The Supreme Court by a majority of 3:2 found that there is apparent conflict between a 7 judge bench decision in Shirur Mutt (1954) and a 5 judge bench decision in Durgah Committee, Ajmer (1962). A 9 para long judgment authored by Chief Justice Ranjan Gogoi and Justices Khanwilkar and Indu Malhotra constitutes the majority judgment and Justices Nariman and Chandrachud dissented vide a detailed dissenting judgment authored by Justice Nariman.
While I do not agree with the majority judgment in the Sabarimala judgment, the reference to a larger bench in a review petition by the majority judgment is unclear and opens a pandora's box. Let me state the reasons why –
In my view, the logic behind reference to a larger bench on an assumption that in future the matter may be referred to a larger bench does not inspire confidence and is not the correct manner to refer constitutional issues of such importance to larger benches. If at all, in its review jurisdiction, the majority felt that a need arises for reviewing the judgment, it should have done that but interestingly the judgment is completely silent on this aspect. There is no finding on the correctness of the Sabarimala judgment. It is also debatable that whether the Sabarimala judgment still carries the force of a precedent or stand suspended till the larger bench decides as the same issue decided by it also stands referred to the larger bench.
Pertinent to note that the 7 judge bench, if so constituted, reserves its power to remit back the matter for vague terms of reference as well as for the reason that the reference is not required. Till it is constituted, fingers crossed!
Views Are Personal Only.
(Author is a practicing Lawyer at Supreme Court of India)
[The opinions expressed in this article are the personal opinions of the author.
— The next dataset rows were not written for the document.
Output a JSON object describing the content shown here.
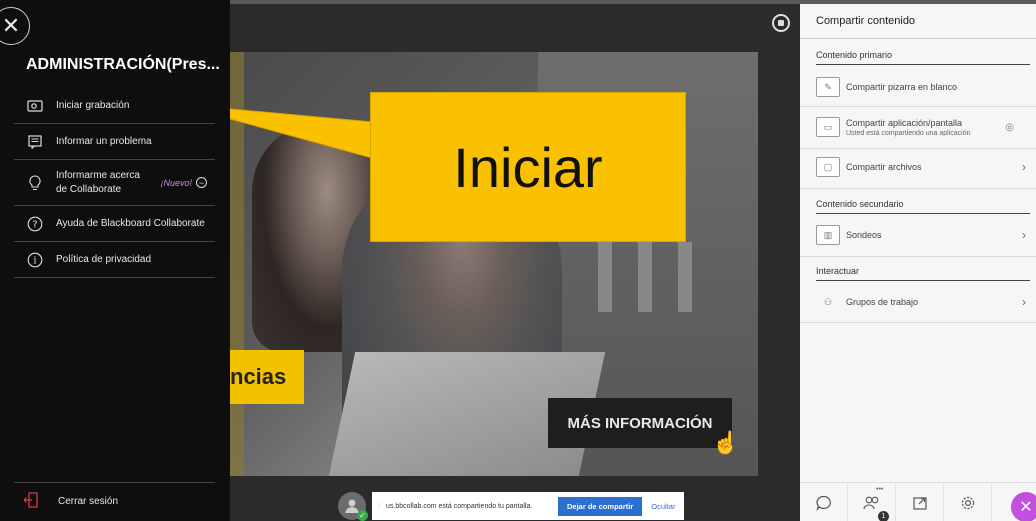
{
  "menu": {
    "close_glyph": "✕",
    "title": "ADMINISTRACIÓN(Pres...",
    "items": [
      {
        "label": "Iniciar grabación",
        "icon": "record-icon"
      },
      {
        "label": "Informar un problema",
        "icon": "report-icon"
      },
      {
        "label": "Informarme acerca de Collaborate",
        "icon": "lightbulb-icon",
        "badge": "¡Nuevo!"
      },
      {
        "label": "Ayuda de Blackboard Collaborate",
        "icon": "help-icon"
      },
      {
        "label": "Política de privacidad",
        "icon": "info-icon"
      }
    ],
    "logout": "Cerrar sesión"
  },
  "stage": {
    "image_tag": "ncias",
    "more_info": "MÁS INFORMACIÓN"
  },
  "callout": {
    "text": "Iniciar"
  },
  "share_notice": {
    "text": "us.bbcollab.com está compartiendo tu pantalla.",
    "stop_label": "Dejar de compartir",
    "hide_label": "Ocultar"
  },
  "panel": {
    "title": "Compartir contenido",
    "primary_title": "Contenido primario",
    "whiteboard": "Compartir pizarra en blanco",
    "app_share": "Compartir aplicación/pantalla",
    "app_share_sub": "Usted está compartiendo una aplicación",
    "files": "Compartir archivos",
    "secondary_title": "Contenido secundario",
    "polls": "Sondeos",
    "interact_title": "Interactuar",
    "groups": "Grupos de trabajo",
    "participants_badge": "1"
  },
  "colors": {
    "callout": "#f9c100",
    "accent_purple": "#c24fdd",
    "button_blue": "#2b6fd1",
    "new_badge": "#c78bf0"
  }
}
The facts and opinions appearing in the article do not reflect the views of LiveLaw and LiveLaw does not assume any responsibility or liability for the same]